- What kind of report do you get with a 4-point inspection? – One of the most important things a 4-point inspection will provide you with is a detailed analysis of the condition of your home. On it you’ll learn a lot about the condition of your home’s wiring, including any non-code installations or repairs, whether any corrosion or scorch marks are present, how well your breaker boxes meet current code standards and much more. You’ll discover whether your plumbing, HVAC system, and roof have any issues that need to be addressed. You’ll also be shown photos of anything the inspector feels you need to correct before the insurance company will issue or renew your policy.
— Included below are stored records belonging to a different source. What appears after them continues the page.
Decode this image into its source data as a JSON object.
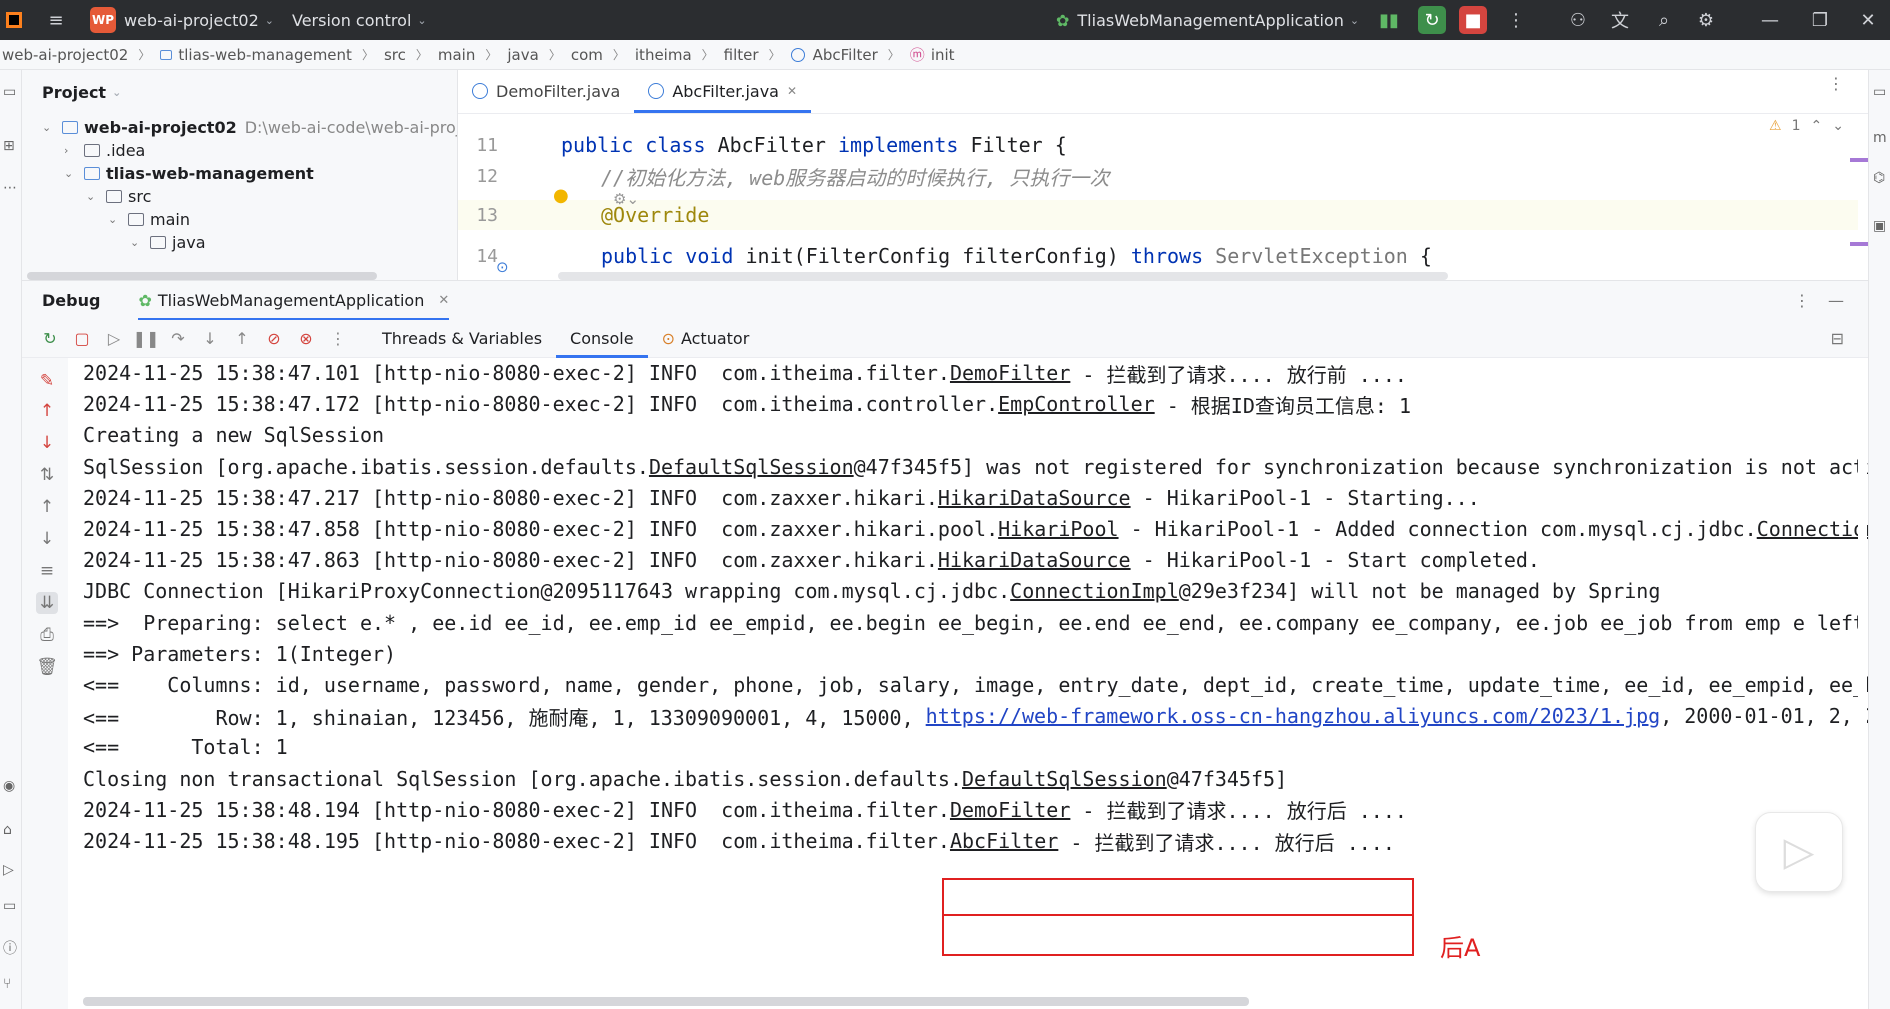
{
  "titlebar": {
    "project_badge": "WP",
    "project_name": "web-ai-project02",
    "version_control": "Version control",
    "run_config": "TliasWebManagementApplication"
  },
  "breadcrumbs": [
    "web-ai-project02",
    "tlias-web-management",
    "src",
    "main",
    "java",
    "com",
    "itheima",
    "filter",
    "AbcFilter",
    "init"
  ],
  "project_panel": {
    "title": "Project",
    "tree": [
      {
        "label": "web-ai-project02",
        "path": "D:\\web-ai-code\\web-ai-proj",
        "depth": 0,
        "expanded": true,
        "bold": true,
        "module": true
      },
      {
        "label": ".idea",
        "depth": 1,
        "expanded": false,
        "bold": false,
        "module": false
      },
      {
        "label": "tlias-web-management",
        "depth": 1,
        "expanded": true,
        "bold": true,
        "module": true
      },
      {
        "label": "src",
        "depth": 2,
        "expanded": true,
        "bold": false,
        "module": false
      },
      {
        "label": "main",
        "depth": 3,
        "expanded": true,
        "bold": false,
        "module": false
      },
      {
        "label": "java",
        "depth": 4,
        "expanded": true,
        "bold": false,
        "module": false
      }
    ]
  },
  "editor": {
    "tabs": [
      {
        "label": "DemoFilter.java",
        "active": false
      },
      {
        "label": "AbcFilter.java",
        "active": true
      }
    ],
    "warning_count": "1",
    "lines": [
      {
        "num": "11",
        "kind": "class_decl",
        "text": "public class AbcFilter implements Filter {"
      },
      {
        "num": "12",
        "kind": "comment",
        "text": "//初始化方法, web服务器启动的时候执行, 只执行一次"
      },
      {
        "num": "13",
        "kind": "annotation",
        "text": "@Override"
      },
      {
        "num": "14",
        "kind": "method_decl",
        "text": "public void init(FilterConfig filterConfig) throws ServletException {"
      }
    ]
  },
  "debug": {
    "title": "Debug",
    "session_tab": "TliasWebManagementApplication",
    "tabs": [
      {
        "label": "Threads & Variables",
        "active": false
      },
      {
        "label": "Console",
        "active": true
      },
      {
        "label": "Actuator",
        "active": false
      }
    ],
    "console_lines": [
      [
        {
          "t": "2024-11-25 15:38:47.101 [http-nio-8080-exec-2] INFO  com.itheima.filter."
        },
        {
          "t": "DemoFilter",
          "s": "u"
        },
        {
          "t": " - 拦截到了请求.... 放行前 ...."
        }
      ],
      [
        {
          "t": "2024-11-25 15:38:47.172 [http-nio-8080-exec-2] INFO  com.itheima.controller."
        },
        {
          "t": "EmpController",
          "s": "u"
        },
        {
          "t": " - 根据ID查询员工信息: 1"
        }
      ],
      [
        {
          "t": "Creating a new SqlSession"
        }
      ],
      [
        {
          "t": "SqlSession [org.apache.ibatis.session.defaults."
        },
        {
          "t": "DefaultSqlSession",
          "s": "u"
        },
        {
          "t": "@47f345f5] was not registered for synchronization because synchronization is not acti"
        }
      ],
      [
        {
          "t": "2024-11-25 15:38:47.217 [http-nio-8080-exec-2] INFO  com.zaxxer.hikari."
        },
        {
          "t": "HikariDataSource",
          "s": "u"
        },
        {
          "t": " - HikariPool-1 - Starting..."
        }
      ],
      [
        {
          "t": "2024-11-25 15:38:47.858 [http-nio-8080-exec-2] INFO  com.zaxxer.hikari.pool."
        },
        {
          "t": "HikariPool",
          "s": "u"
        },
        {
          "t": " - HikariPool-1 - Added connection com.mysql.cj.jdbc."
        },
        {
          "t": "Connection",
          "s": "u"
        }
      ],
      [
        {
          "t": "2024-11-25 15:38:47.863 [http-nio-8080-exec-2] INFO  com.zaxxer.hikari."
        },
        {
          "t": "HikariDataSource",
          "s": "u"
        },
        {
          "t": " - HikariPool-1 - Start completed."
        }
      ],
      [
        {
          "t": "JDBC Connection [HikariProxyConnection@2095117643 wrapping com.mysql.cj.jdbc."
        },
        {
          "t": "ConnectionImpl",
          "s": "u"
        },
        {
          "t": "@29e3f234] will not be managed by Spring"
        }
      ],
      [
        {
          "t": "==>  Preparing: select e.* , ee.id ee_id, ee.emp_id ee_empid, ee.begin ee_begin, ee.end ee_end, ee.company ee_company, ee.job ee_job from emp e left"
        }
      ],
      [
        {
          "t": "==> Parameters: 1(Integer)"
        }
      ],
      [
        {
          "t": "<==    Columns: id, username, password, name, gender, phone, job, salary, image, entry_date, dept_id, create_time, update_time, ee_id, ee_empid, ee_b"
        }
      ],
      [
        {
          "t": "<==        Row: 1, shinaian, 123456, 施耐庵, 1, 13309090001, 4, 15000, "
        },
        {
          "t": "https://web-framework.oss-cn-hangzhou.aliyuncs.com/2023/1.jpg",
          "s": "link"
        },
        {
          "t": ", 2000-01-01, 2, 2"
        }
      ],
      [
        {
          "t": "<==      Total: 1"
        }
      ],
      [
        {
          "t": "Closing non transactional SqlSession [org.apache.ibatis.session.defaults."
        },
        {
          "t": "DefaultSqlSession",
          "s": "u"
        },
        {
          "t": "@47f345f5]"
        }
      ],
      [
        {
          "t": "2024-11-25 15:38:48.194 [http-nio-8080-exec-2] INFO  com.itheima.filter."
        },
        {
          "t": "DemoFilter",
          "s": "u"
        },
        {
          "t": " - 拦截到了请求.... 放行后 ...."
        }
      ],
      [
        {
          "t": "2024-11-25 15:38:48.195 [http-nio-8080-exec-2] INFO  com.itheima.filter."
        },
        {
          "t": "AbcFilter",
          "s": "u"
        },
        {
          "t": " - 拦截到了请求.... 放行后 ...."
        }
      ]
    ],
    "annotation_note": "后A"
  },
  "colors": {
    "titlebar_bg": "#2b2d30",
    "accent": "#3574f0",
    "highlight_box": "#e02020",
    "keyword": "#0033b3",
    "link": "#2145c5"
  },
  "icons": [
    "menu-icon",
    "branch-icon",
    "debug-icon",
    "stop-icon",
    "more-icon",
    "user-icon",
    "translate-icon",
    "search-icon",
    "gear-icon",
    "minimize-icon",
    "maximize-icon",
    "close-icon"
  ]
}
- What should you do if you fail a 4-point inspection? – Don’t panic. Contact your insurance company to find out if they agree with the inspector’s assessment. It’s up to the underwriter to decide whether to issue or renew your insurance. Even if the underwriter agrees with the inspector, the underwriter may be willing to extend a grace period to give you time to correct any deficiencies. Some insurers will allow up to 60 days for repairs to be completed before pulling a policy. If you’re trying to sell your home, talk to your realtor. It’s possible you’ll be able to work some of the repairs into the contract. This may require you to get estimates from contractors, but it could save you thousands of dollars on repairs that will fall to the buyer.
Catherine Powell is the owner of A Plus All Florida, Insurance in Orange Park, Florida. To find out more about saving money on all your insurance needs, check out her website at http://aplusallfloridainsuranceinc.com/